The pandemic continues to play out in particularly distressing ways in long-term-care facilities. As our LTC team reported yesterday, a surge in cases in the Northeast and West continues; last week both regions reported their highest numbers of new cases in the past six months. The Midwest and South saw a small downturn in new cases, which is promising, yet the week still saw the nation’s highest number of newly reported cases—51,574—in long-term-care facilities since The COVID Tracking Project began collecting this data in May. And, as we always note, these figures are an undercount, since not every state reports long-term-care data.
Nearly 40 percent of the new cases in the Northeast are coming from Pennsylvania; the state reported more new cases of COVID-19 in LTC facilities than any other state except California, which has more than three times as many residents. Our researchers have been unable to obtain current data about the number of people living in Pennsylvania’s long-term-care facilities. But if numbers have remained relatively constant over the past five years, we can estimate, based on a 2015 figure of residents in LTC facilities, and available COVID-19 data from the state, that nearly 30 percent of people living in Pennsylvania LTC facilities have had COVID-19. And nearly one in five Pennsylvania long-term-care residents who contracted the virus has died.
Alice Goldfarb leads The COVID Tracking Project’s part in The COVID Racial Data Tracker.
Erin Kissane is a co-founder of the COVID Tracking Project, and the project’s managing editor.
Jessica Malaty Rivera has an MS in Emerging Infectious Diseases and is the Science Communication Lead at The COVID Tracking Project.
Charlotte Minsky helps lead the COVID Racial Data Tracker team.
Joanna Pearlstein is an editorial lead at the Covid Tracking Project and a former editor at WIRED and Protocol.
Three of our four topline COVID-19 metrics are still recovering from data interruptions over the Thanksgiving holiday weekend. Meanwhile, hospitalizations are soaring.
The upcoming holiday means that many COVID-19 metrics are going to drop—and then rise—in ways that may trip up unsuspecting observers.

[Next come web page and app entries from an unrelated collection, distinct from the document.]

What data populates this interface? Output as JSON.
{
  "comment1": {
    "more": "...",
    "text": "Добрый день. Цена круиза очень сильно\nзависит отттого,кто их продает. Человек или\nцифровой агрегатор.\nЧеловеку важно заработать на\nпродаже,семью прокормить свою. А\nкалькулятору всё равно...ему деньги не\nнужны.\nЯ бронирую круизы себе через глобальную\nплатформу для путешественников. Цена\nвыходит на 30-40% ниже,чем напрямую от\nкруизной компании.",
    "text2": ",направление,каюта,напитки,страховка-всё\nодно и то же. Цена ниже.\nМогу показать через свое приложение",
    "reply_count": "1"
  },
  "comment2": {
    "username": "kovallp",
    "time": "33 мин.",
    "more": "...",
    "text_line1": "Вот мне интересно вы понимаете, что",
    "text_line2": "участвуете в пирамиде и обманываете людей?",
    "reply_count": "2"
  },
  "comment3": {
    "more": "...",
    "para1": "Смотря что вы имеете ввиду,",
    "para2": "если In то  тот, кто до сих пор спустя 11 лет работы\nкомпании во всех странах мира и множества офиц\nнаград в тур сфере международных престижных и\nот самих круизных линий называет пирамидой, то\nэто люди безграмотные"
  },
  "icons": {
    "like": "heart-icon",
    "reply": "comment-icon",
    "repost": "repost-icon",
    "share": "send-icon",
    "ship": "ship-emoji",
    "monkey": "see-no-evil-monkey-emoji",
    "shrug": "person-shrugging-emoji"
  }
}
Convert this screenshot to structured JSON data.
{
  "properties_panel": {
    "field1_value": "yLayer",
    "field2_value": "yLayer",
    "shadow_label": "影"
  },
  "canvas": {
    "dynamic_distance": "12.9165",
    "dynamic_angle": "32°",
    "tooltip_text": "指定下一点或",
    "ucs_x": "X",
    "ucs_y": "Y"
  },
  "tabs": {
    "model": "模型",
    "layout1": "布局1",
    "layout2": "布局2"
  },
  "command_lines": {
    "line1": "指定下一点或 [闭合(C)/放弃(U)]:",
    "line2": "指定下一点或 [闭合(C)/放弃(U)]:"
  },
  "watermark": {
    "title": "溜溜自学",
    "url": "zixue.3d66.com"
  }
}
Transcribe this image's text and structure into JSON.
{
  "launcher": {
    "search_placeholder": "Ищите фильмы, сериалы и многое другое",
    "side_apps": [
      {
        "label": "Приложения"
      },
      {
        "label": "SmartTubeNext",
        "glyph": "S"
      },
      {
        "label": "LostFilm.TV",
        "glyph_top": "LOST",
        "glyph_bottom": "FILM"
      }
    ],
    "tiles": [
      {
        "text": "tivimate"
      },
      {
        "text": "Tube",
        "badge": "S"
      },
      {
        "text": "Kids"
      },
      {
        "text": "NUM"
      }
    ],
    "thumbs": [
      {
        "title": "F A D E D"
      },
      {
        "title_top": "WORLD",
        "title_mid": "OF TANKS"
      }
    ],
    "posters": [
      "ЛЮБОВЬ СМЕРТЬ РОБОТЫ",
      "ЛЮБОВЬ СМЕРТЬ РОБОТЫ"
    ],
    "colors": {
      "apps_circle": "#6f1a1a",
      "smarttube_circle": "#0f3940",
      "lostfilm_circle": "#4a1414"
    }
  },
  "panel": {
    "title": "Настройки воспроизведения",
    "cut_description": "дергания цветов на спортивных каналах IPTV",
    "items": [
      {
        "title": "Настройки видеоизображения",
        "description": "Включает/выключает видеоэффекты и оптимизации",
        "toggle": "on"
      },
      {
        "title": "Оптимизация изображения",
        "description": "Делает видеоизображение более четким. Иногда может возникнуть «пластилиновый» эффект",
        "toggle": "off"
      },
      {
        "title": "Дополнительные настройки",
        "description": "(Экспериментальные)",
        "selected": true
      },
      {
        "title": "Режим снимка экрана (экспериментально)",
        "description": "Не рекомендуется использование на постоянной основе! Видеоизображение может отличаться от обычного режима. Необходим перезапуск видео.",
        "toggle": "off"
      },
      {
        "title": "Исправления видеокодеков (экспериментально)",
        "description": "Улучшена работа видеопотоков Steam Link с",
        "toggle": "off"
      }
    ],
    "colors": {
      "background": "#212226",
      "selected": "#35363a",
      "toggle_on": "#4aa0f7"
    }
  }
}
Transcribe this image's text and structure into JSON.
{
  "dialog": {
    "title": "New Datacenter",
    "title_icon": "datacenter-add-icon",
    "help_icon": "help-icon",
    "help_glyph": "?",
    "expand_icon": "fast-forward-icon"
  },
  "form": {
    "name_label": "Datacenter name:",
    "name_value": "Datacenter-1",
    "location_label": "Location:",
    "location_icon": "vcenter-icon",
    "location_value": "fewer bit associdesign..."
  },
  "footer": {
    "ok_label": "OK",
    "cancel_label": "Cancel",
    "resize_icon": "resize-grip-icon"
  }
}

Here’s what to watch out for.
Despite a rocky beginning, the current hospitalization and new admissions metrics from the HHS Protect public dataset have stabilized—and they’re now largely harmonious with state-reported hospitalization metrics if we account for differences in data definitions and reporting lag time.